Banana Fish Episode 2: In Another Country by Ernest Hemingway (Review)
Because of the messianic hysteria on shonen genre, propagandistic positivism spreading out like wild fire not only to the targeted audience, but also to shonen magazines facing economic deflation that use chart-topping themes to act as façade from its depressing reality; Banana Fish’s entrance is a breather from all of this. Its androgynous aura can be mistakenly see as shonen, but its counterpart, shojo genre, decided to differ from that ambiguity by bringing their old gems and releasing counterintuitive savior-complex, nihilism in the mix.
And with that, Banana Fish episode 2 started with a bang.
And by god, this is such a good episode.
Starting with last episode’s cliff-hanger, the intensity never once falter, giving us the perfect formula of a well-blended plot. We immediately see Skip and Eiji bounded while Ash was trying to save both of them. From the perspective of a person who only first encountered Banana Fish, the certain thick aura of Ash’s attraction to Eiji gives off a note of intensity and contriety, because come on, you just met this particular foreigner from a country that’s on the other side of the world yet his sense of defending Eiji is always constant and superior for the entirety of the episode. They immediately tackled this on the latter scenes, but they used story schemas as the narrator in contrast to last episode’s use of dialogue.
There were a lot of scenarios in this episode that I thought will turn wild (and quite r18) as the audience are being conditioned to weave a particular perplexic sequence into their imagination, but lo and behold, it always break the audience’s expectations. There were numerous of times they hinted sexual insinuation particularly between Marvin and Ash but at the perfect last second, it morphs into different path. I love this aspect of the anime. After implanting information starting from the first episode until recently, the writer used this to make their Houdini effect more plausible.And one more example of this is Eiji’s eventual ‘character development’.
(Again, from the perspective of an audience who haven’t read the manga) With the inclusion of technicalities, most of the medium and long shots Eiji was included his placement is always seen on the corner, keeping our vision on who or what is on the center — we see Eiji’s figure but never the character himself; aside from the time he asked Ash to hold his gun so it made us see this scene with importance and particularity. But on this episode, Eiji and Ash dominated most of the middle shots. And the wall scene became the exact pivot point for Eiji to have the Houdini effect. We didn’t only see that he is no side character, but this extraordinary character we would love to get invested with, better yet, a character Ash would love to know more as we didn’t see this particular scene on an audience’s perspective, but Ash’s; including the intense feeling of awe we’ve felt.

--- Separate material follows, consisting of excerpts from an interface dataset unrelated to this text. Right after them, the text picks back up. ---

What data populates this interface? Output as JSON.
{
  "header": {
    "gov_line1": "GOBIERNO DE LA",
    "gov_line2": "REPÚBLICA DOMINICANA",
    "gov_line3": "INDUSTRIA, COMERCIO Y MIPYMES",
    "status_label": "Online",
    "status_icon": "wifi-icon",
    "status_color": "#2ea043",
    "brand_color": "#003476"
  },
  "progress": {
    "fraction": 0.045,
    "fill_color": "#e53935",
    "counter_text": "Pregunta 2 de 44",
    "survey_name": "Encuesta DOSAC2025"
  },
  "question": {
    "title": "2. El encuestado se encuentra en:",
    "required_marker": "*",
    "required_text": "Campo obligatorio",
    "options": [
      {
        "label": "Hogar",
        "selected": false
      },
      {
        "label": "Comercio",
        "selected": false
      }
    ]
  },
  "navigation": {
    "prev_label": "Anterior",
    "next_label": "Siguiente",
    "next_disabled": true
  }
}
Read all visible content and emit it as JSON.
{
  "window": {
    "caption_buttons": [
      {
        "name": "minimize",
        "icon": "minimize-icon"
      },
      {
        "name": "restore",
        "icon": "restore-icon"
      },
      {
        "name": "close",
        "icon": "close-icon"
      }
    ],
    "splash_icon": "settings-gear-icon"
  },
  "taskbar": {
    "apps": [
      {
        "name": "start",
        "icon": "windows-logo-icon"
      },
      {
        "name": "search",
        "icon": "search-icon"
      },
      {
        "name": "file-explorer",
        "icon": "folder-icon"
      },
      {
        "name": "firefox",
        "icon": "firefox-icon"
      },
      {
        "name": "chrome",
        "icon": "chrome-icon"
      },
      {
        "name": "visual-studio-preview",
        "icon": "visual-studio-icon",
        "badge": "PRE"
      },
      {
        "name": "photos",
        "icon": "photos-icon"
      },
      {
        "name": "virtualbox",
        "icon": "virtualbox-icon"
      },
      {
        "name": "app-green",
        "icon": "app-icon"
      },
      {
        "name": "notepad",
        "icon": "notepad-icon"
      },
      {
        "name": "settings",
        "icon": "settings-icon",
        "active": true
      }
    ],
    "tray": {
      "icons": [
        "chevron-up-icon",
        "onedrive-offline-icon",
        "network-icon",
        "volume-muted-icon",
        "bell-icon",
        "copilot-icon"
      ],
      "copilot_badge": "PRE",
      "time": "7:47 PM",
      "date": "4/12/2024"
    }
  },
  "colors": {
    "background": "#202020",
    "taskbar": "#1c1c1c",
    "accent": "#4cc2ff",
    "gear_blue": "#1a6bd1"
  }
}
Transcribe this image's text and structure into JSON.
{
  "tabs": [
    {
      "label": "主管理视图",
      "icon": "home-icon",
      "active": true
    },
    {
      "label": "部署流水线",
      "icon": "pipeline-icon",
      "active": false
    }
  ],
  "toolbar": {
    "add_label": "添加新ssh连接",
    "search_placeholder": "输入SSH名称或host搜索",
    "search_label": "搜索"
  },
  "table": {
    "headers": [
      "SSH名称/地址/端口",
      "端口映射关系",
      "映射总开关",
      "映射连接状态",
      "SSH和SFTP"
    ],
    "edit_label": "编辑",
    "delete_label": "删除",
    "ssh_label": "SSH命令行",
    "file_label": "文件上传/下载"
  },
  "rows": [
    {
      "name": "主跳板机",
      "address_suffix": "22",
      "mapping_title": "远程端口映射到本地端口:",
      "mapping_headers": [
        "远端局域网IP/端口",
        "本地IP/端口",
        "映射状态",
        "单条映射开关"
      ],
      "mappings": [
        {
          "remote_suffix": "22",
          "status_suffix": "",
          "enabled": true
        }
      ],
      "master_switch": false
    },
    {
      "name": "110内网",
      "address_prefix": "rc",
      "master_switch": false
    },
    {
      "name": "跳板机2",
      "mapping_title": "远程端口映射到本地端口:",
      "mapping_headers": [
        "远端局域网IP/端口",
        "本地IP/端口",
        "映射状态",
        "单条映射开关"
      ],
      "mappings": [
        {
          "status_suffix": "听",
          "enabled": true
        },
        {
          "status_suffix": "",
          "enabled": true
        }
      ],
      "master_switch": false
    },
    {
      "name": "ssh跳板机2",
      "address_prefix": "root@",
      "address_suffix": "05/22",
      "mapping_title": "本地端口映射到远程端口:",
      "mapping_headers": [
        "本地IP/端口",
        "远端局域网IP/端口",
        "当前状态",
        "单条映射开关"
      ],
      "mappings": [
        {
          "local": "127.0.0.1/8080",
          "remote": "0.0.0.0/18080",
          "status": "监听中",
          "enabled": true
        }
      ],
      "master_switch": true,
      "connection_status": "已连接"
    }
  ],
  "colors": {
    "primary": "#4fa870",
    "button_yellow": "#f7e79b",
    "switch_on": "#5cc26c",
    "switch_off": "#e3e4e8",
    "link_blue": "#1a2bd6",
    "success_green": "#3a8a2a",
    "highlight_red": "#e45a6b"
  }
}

As you’ve read now, I have already deviated from telling the story but started immediately on analysing each of the elements; a debauchery of the term ‘review’. I’m directing the blame to this good adaptation of the manga, in spite of the subtle change in the 80s derivation, they gave it a new twang that you can still call Banana Fish.
Similar with the last episode’s circumstance, this one stays loyal to the manga’s plot except for some conversations that they decided not to include, it might be because of restriction issue or anything that’s beyond me; which I may put here, would be a good addition for the intensity of the plot. For the people who are thinking of reading the manga, I really advise you to do it. There’s a vague disparity between the story, but actually makes a big change even as subtle as the manga’s dark atmosphere made by the mangaka’s broad strokes contrasting the bright color spectrum of the anime.
Episode two parted with Ash’s setup incident and cliff-hanger of one of the crucial key on the life of Ash and Eiji. Starting from here, I’ll start tackling the relationship between this two — to explain the ingenious writing of Akimi Yoshida, and how other people are still trying to invalid the romance between this two. Maybe I’ll let them know about romantic relationship that exists beyond their Westernized, religion-driven, passionate romance, and romanticized Hollywood version everyone’s too familiar with.
I was planning to also review the opening and ending of the anime by Survive Said the Prophet and King Gnu, but the intensity of this episode made it hard for me to insert it so I’ll just write it in a different post or for the next episode.